__TASK DETAILS__.
Your answer should consist of all lines in the listing that hold the word "ubuntu".

── TASK INPUT ──

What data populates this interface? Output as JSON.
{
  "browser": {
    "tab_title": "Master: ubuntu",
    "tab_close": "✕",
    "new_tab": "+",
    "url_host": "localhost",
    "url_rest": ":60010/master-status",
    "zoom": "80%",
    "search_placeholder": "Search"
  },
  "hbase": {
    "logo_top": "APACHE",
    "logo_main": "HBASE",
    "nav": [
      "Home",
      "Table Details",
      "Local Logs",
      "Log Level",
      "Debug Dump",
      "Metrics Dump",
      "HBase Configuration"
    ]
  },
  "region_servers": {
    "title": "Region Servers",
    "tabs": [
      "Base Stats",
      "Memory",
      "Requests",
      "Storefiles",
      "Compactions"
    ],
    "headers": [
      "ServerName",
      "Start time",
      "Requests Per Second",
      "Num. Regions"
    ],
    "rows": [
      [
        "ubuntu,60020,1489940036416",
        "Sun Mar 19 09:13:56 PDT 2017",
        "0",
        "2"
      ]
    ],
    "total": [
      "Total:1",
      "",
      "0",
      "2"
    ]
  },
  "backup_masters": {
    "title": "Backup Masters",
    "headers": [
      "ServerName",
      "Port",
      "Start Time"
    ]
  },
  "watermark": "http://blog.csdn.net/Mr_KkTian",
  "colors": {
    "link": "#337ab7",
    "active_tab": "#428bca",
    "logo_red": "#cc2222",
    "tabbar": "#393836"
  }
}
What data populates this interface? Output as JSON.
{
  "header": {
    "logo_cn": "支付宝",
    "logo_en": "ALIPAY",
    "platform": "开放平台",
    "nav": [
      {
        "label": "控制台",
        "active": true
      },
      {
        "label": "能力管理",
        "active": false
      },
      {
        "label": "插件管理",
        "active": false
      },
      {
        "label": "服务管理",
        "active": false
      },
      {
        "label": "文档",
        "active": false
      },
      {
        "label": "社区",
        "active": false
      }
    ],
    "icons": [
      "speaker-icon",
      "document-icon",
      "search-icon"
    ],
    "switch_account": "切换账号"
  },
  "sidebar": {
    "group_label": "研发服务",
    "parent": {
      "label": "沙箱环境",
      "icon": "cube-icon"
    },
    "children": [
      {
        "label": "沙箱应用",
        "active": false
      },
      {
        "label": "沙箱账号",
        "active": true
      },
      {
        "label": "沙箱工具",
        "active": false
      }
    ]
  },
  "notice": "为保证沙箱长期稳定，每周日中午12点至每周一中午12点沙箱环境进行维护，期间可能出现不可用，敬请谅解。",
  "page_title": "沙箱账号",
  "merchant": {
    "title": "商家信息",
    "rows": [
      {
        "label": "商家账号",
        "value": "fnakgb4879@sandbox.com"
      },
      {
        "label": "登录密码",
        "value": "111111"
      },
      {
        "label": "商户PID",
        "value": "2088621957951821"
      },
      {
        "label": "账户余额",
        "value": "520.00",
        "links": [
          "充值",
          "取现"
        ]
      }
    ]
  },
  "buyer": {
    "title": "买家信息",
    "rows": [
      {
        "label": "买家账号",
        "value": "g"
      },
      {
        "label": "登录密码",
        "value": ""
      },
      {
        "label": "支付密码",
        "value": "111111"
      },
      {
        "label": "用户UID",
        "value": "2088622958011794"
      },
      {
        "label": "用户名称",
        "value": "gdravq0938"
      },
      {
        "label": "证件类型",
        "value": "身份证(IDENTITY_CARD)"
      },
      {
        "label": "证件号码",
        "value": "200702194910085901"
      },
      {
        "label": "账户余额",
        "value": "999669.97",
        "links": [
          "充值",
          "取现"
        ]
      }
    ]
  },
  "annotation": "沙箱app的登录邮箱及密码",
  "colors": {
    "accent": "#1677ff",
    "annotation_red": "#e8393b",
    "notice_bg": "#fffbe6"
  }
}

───

__RESPONSE TO THIS TASK__.
    "tab_title": "Master: ubuntu",
        "ubuntu,60020,1489940036416",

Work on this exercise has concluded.